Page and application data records

· · · ·

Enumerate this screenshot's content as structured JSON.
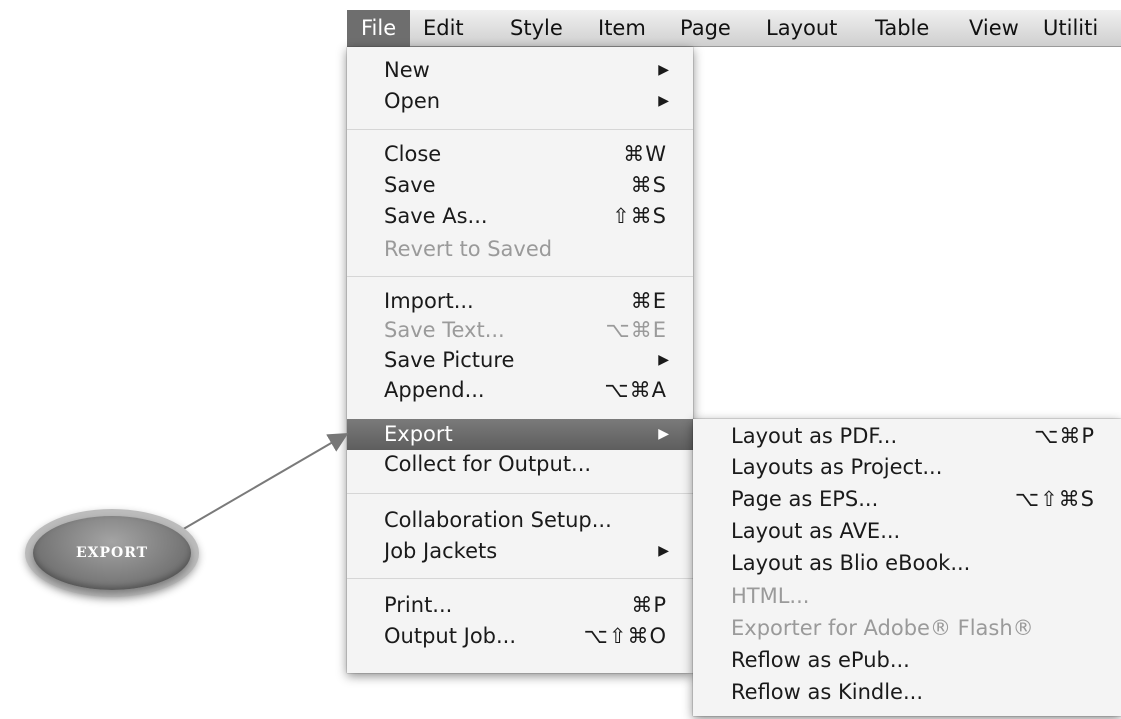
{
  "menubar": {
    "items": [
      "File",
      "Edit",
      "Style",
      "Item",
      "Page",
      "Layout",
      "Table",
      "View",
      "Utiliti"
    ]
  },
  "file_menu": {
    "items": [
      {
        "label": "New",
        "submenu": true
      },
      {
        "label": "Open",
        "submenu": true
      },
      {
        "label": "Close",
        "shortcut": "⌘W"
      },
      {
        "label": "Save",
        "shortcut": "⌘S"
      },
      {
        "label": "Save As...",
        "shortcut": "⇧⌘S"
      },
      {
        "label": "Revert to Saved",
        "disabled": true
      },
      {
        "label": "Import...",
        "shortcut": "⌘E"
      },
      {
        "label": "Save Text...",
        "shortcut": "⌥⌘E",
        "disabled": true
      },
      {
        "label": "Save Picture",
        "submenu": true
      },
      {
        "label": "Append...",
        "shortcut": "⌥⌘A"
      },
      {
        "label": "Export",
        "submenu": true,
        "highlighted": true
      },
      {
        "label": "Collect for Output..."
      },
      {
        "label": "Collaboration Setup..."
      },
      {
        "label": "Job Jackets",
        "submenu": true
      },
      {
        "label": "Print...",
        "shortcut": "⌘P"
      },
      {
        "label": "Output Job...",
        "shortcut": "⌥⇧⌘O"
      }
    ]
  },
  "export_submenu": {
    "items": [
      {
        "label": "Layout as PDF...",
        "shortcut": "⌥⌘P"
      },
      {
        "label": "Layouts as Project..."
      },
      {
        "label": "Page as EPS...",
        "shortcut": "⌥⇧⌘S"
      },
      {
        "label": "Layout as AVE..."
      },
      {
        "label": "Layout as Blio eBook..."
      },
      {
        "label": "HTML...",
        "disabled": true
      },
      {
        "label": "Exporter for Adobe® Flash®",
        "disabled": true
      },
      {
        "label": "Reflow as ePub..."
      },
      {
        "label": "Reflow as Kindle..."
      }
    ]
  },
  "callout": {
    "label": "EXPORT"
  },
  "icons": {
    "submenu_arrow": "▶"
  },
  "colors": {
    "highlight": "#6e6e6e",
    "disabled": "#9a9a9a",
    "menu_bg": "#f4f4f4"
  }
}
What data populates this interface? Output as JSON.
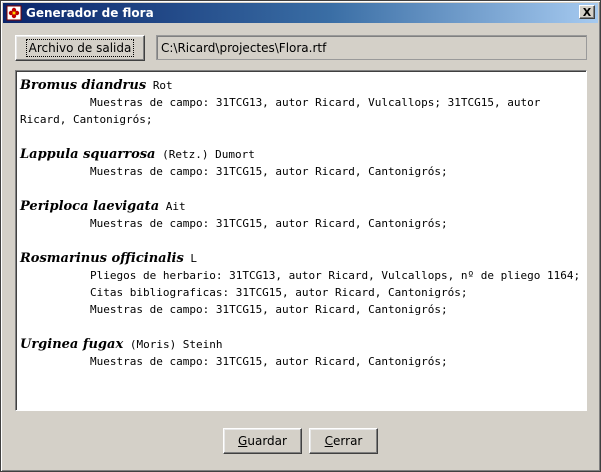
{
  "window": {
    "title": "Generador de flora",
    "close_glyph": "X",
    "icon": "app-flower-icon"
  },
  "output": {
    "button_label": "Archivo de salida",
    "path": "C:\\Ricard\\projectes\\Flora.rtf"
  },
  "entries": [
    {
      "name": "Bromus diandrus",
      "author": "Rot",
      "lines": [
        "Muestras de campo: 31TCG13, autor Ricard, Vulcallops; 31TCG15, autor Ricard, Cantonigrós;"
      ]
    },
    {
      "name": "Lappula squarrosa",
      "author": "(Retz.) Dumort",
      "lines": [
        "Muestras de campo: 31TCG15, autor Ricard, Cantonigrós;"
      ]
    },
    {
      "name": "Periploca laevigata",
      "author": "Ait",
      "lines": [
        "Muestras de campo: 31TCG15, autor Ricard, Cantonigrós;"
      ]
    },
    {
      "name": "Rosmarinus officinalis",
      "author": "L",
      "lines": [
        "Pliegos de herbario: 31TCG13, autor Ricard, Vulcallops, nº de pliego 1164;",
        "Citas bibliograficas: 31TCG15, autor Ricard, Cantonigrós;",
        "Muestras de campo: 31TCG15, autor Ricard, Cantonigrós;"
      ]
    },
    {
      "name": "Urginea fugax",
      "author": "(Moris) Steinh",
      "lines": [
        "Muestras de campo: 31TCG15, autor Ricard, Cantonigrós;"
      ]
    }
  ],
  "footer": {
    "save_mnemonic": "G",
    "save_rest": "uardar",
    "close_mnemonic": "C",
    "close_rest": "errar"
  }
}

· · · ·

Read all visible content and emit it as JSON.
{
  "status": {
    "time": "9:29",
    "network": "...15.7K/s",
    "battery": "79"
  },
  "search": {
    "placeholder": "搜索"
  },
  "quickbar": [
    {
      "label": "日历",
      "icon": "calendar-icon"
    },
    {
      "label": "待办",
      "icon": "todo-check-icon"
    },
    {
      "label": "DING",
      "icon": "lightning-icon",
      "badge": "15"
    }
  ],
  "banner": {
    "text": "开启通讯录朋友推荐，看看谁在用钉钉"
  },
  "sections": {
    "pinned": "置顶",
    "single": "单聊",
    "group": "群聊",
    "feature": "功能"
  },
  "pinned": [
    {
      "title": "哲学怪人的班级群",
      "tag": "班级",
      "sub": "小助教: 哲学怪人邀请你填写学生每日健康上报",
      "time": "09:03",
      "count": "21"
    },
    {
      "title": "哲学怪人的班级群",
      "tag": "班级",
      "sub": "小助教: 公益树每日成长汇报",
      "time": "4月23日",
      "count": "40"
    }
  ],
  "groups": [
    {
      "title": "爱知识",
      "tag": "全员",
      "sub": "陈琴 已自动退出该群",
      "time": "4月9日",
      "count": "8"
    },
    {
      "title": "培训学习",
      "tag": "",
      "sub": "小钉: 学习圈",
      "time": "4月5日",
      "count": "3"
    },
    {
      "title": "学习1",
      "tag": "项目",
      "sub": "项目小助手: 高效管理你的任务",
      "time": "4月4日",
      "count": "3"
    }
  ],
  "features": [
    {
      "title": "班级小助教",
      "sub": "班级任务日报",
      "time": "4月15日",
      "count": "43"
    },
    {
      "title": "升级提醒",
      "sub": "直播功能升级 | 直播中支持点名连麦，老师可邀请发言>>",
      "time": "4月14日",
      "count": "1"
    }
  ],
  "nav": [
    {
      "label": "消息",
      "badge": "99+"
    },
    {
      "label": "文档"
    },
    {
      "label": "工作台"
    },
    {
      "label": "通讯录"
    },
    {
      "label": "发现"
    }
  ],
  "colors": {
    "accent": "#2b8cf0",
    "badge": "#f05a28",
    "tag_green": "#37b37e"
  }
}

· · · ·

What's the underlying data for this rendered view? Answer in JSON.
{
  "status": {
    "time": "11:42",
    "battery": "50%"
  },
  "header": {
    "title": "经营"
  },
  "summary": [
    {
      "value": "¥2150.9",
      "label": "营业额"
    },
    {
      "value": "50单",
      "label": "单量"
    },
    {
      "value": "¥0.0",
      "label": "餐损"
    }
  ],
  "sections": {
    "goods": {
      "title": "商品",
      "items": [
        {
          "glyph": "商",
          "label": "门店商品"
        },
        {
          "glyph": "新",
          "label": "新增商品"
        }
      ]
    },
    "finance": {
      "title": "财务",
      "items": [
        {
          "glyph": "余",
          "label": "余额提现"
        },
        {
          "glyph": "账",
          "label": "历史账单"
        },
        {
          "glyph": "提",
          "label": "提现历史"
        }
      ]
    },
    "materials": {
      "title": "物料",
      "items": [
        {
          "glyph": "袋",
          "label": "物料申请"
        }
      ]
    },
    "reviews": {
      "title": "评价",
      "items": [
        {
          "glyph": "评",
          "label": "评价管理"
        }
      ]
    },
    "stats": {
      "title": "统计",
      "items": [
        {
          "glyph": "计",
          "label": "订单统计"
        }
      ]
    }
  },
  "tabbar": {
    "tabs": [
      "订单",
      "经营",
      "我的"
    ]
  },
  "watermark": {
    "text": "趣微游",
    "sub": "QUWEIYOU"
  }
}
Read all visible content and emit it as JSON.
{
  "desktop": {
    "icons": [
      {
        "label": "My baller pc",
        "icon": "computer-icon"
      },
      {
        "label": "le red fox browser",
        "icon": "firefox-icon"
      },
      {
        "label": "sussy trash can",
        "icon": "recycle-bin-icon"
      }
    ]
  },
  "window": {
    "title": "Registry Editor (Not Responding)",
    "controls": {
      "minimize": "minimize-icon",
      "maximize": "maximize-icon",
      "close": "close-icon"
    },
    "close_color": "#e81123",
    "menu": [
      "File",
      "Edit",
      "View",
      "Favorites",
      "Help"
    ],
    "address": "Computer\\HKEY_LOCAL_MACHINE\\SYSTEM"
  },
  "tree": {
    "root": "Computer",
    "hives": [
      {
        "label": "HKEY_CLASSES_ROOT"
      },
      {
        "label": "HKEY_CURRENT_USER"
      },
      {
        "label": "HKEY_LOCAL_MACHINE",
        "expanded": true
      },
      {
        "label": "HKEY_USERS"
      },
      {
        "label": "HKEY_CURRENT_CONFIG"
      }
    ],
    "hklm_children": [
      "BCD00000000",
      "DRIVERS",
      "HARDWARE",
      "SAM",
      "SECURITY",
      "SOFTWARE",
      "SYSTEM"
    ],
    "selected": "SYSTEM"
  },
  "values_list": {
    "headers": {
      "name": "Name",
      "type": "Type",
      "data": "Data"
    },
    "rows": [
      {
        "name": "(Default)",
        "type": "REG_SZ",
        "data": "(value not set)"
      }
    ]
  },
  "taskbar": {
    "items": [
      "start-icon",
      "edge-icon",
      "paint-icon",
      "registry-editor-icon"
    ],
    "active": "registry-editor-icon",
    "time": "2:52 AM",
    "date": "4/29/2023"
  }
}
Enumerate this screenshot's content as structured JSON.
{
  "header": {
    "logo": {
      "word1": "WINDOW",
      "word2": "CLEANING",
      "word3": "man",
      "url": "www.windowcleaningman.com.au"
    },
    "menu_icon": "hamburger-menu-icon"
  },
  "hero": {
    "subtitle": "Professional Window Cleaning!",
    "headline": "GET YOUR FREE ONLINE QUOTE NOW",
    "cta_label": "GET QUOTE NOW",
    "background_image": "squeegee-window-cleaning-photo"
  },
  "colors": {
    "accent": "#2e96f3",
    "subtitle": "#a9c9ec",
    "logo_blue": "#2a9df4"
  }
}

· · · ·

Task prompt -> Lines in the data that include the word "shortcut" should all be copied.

Response for this exercise ->
        "shortcut": "⌘W"
        "shortcut": "⌘S"
        "shortcut": "⇧⌘S"
        "shortcut": "⌘E"
        "shortcut": "⌥⌘E",
        "shortcut": "⌥⌘A"
        "shortcut": "⌘P"
        "shortcut": "⌥⇧⌘O"
        "shortcut": "⌥⌘P"
        "shortcut": "⌥⇧⌘S"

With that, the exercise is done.